#### Web page and app entries:
######

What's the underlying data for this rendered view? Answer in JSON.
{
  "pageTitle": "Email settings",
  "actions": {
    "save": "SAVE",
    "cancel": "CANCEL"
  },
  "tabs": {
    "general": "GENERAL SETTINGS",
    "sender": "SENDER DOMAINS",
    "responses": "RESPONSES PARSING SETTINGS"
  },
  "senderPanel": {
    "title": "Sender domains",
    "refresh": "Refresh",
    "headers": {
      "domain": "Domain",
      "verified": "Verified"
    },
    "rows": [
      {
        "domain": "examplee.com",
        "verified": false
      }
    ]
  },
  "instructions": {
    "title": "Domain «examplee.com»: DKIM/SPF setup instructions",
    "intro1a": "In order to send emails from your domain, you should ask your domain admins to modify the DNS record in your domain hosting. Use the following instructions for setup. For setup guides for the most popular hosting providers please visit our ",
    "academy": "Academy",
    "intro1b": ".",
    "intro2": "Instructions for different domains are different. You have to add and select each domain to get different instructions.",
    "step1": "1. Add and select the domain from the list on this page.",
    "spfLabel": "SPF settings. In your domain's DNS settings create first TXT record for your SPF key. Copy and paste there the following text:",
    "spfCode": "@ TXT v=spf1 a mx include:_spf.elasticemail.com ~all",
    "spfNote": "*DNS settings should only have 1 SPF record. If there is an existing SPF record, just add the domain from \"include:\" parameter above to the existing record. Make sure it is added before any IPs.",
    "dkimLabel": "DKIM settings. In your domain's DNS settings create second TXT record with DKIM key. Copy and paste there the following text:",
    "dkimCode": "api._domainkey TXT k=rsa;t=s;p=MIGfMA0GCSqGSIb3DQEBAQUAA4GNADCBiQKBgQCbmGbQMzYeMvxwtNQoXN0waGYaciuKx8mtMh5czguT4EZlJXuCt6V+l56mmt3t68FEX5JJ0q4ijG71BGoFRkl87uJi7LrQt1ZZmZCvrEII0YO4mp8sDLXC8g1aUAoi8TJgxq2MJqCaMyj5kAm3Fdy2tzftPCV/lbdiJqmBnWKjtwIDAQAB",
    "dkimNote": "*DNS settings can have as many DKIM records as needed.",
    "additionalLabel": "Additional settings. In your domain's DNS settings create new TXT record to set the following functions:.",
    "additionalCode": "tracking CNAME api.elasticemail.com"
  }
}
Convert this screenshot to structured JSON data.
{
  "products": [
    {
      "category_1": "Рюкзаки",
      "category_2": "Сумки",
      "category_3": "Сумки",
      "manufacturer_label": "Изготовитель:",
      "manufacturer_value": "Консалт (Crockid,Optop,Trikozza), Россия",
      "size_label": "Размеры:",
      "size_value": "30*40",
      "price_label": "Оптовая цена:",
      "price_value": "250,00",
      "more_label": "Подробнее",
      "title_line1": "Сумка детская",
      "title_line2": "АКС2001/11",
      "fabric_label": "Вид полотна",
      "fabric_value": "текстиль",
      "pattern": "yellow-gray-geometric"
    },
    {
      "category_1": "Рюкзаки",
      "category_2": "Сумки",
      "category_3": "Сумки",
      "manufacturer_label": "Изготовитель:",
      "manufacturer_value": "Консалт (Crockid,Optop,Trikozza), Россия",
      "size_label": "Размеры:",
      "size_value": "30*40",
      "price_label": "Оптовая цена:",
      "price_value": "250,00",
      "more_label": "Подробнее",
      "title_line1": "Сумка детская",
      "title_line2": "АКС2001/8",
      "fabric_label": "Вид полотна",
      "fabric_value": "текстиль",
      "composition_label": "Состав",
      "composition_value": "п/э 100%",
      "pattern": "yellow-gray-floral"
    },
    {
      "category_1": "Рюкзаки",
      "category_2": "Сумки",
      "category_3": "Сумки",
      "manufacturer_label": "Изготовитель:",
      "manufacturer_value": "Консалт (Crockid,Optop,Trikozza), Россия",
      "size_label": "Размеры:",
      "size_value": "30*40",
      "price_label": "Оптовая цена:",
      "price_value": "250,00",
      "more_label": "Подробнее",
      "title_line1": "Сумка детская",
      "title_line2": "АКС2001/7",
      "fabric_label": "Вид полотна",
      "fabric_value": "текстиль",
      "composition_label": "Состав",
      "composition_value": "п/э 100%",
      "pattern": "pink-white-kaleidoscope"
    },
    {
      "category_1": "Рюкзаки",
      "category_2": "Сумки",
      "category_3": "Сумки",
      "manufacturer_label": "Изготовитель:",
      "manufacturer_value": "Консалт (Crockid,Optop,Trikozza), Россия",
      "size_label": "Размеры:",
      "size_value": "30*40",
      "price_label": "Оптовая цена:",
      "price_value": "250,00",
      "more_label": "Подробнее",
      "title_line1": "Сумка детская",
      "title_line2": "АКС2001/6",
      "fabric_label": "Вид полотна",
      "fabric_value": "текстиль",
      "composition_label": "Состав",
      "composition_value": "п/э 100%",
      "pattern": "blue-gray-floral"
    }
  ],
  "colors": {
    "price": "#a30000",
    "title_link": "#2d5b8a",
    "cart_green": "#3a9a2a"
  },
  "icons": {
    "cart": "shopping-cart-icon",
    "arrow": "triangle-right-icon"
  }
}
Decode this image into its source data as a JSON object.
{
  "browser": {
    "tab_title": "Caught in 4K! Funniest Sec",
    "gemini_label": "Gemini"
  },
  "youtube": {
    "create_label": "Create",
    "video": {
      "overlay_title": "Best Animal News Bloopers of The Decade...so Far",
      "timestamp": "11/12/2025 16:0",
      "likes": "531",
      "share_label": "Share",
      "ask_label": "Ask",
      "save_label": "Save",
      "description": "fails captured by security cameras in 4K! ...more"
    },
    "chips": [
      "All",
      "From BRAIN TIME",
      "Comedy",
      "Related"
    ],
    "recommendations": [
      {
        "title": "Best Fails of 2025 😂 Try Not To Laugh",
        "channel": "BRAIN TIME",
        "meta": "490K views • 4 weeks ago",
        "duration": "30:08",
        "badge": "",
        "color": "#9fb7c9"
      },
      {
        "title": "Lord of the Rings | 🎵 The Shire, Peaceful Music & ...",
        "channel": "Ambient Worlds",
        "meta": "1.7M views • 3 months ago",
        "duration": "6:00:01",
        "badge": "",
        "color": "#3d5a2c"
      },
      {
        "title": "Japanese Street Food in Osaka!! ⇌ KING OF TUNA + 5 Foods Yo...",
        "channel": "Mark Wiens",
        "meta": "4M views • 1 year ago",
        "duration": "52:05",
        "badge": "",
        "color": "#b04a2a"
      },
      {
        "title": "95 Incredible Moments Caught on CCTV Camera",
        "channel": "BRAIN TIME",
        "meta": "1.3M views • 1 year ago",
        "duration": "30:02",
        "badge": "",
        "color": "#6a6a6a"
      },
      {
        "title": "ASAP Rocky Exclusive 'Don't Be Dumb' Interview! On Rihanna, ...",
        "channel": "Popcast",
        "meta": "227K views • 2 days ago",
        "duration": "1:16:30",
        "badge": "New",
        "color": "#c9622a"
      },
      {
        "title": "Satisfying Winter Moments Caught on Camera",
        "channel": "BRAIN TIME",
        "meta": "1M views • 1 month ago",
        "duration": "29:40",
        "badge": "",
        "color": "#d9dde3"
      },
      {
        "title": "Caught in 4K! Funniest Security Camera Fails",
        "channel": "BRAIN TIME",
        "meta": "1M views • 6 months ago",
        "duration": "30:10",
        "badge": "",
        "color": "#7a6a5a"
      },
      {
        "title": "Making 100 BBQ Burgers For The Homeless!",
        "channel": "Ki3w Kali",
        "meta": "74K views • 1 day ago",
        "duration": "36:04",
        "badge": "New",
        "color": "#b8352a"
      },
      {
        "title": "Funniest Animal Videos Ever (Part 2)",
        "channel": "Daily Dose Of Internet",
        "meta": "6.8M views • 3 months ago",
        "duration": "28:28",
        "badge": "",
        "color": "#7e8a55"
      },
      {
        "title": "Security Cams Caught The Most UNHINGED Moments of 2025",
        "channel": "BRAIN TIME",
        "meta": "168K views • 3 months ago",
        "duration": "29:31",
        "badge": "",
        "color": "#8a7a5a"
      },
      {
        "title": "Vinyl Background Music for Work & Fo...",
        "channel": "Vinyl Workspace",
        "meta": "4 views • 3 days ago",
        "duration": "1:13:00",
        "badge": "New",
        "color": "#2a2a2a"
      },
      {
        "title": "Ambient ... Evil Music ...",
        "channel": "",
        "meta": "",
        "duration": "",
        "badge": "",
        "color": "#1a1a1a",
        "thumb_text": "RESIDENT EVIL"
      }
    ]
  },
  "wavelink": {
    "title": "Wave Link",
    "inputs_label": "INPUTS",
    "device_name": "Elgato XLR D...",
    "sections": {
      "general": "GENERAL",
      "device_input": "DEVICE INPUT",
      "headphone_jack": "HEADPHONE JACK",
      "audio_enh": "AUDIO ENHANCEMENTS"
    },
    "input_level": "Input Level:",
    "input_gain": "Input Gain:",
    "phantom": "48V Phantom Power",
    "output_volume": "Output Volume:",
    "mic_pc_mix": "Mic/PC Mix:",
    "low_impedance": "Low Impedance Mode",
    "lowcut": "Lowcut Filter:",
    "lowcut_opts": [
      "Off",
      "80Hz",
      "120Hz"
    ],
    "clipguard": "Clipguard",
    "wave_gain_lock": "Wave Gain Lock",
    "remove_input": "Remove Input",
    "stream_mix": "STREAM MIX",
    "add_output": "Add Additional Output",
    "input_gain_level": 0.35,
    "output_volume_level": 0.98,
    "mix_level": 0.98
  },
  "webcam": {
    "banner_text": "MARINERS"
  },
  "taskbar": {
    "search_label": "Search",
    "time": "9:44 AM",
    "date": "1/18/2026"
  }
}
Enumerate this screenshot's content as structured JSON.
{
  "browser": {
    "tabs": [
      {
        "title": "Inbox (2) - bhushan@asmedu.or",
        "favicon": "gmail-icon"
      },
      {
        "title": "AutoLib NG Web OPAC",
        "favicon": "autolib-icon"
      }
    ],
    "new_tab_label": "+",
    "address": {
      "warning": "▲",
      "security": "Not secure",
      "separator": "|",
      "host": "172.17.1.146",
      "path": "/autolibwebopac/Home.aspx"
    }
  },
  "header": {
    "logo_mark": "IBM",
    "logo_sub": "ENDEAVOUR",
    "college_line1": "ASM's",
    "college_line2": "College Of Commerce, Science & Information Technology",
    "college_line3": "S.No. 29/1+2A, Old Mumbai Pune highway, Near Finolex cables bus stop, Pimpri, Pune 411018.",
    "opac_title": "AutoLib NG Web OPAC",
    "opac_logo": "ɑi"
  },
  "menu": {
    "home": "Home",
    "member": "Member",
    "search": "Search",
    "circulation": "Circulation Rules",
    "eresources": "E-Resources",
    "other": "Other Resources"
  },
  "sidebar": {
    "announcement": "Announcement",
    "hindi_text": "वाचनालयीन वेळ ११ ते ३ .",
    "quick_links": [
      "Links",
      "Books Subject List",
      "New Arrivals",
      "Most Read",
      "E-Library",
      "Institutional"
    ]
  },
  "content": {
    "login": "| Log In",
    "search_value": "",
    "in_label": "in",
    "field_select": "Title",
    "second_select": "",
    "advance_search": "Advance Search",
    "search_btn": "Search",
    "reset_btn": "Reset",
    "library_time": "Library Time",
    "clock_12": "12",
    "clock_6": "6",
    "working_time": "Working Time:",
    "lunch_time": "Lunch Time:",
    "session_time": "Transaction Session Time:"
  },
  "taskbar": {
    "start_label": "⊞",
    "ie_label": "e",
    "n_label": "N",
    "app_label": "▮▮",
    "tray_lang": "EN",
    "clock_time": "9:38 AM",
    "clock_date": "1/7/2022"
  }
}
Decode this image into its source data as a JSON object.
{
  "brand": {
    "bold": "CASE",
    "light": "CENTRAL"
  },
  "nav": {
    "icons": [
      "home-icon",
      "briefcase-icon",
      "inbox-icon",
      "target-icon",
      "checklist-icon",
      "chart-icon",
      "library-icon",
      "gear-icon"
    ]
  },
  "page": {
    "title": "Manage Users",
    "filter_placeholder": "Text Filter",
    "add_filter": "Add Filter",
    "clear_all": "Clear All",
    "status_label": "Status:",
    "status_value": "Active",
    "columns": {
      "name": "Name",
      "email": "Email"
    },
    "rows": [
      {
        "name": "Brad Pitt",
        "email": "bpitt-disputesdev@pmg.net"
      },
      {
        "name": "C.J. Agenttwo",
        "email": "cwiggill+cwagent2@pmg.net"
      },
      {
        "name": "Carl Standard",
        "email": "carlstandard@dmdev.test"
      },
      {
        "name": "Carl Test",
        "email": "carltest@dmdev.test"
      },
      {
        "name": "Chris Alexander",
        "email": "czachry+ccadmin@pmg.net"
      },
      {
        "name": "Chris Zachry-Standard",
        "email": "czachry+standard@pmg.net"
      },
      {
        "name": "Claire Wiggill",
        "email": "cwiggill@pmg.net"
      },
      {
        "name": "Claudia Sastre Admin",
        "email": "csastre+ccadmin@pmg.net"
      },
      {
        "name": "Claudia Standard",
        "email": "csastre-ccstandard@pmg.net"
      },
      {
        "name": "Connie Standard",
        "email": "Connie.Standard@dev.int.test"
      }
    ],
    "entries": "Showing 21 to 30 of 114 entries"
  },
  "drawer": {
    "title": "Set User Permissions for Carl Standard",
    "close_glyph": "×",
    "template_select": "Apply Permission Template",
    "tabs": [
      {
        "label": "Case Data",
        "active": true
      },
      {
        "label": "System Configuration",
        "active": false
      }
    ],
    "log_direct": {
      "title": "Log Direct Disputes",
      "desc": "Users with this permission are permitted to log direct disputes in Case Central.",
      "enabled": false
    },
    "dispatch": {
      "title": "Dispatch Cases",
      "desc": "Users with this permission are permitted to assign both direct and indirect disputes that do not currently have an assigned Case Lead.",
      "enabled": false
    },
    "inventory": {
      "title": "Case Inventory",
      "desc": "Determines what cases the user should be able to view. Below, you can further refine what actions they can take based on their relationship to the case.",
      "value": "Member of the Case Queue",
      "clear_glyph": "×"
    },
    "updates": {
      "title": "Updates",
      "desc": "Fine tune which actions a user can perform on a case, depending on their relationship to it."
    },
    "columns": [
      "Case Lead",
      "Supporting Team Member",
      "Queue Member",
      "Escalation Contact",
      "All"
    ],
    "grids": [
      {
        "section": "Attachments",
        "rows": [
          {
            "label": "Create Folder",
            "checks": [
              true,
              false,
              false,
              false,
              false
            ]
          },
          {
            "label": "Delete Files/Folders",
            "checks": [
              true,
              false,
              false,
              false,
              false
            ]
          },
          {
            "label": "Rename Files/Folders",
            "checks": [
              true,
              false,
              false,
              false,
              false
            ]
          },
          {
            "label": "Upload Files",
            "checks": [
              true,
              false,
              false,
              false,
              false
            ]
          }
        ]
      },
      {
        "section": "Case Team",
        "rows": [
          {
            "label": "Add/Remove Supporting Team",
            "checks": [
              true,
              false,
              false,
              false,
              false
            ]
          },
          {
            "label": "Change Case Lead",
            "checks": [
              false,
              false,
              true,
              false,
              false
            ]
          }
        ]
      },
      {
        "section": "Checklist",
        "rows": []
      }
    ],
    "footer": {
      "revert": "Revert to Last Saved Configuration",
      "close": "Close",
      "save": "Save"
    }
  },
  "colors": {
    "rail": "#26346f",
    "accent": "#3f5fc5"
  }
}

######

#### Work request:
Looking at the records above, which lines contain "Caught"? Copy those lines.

#### Answer to the problem:
    "tab_title": "Caught in 4K! Funniest Sec",
        "title": "95 Incredible Moments Caught on CCTV Camera",
        "title": "Satisfying Winter Moments Caught on Camera",
        "title": "Caught in 4K! Funniest Security Camera Fails",
        "title": "Security Cams Caught The Most UNHINGED Moments of 2025",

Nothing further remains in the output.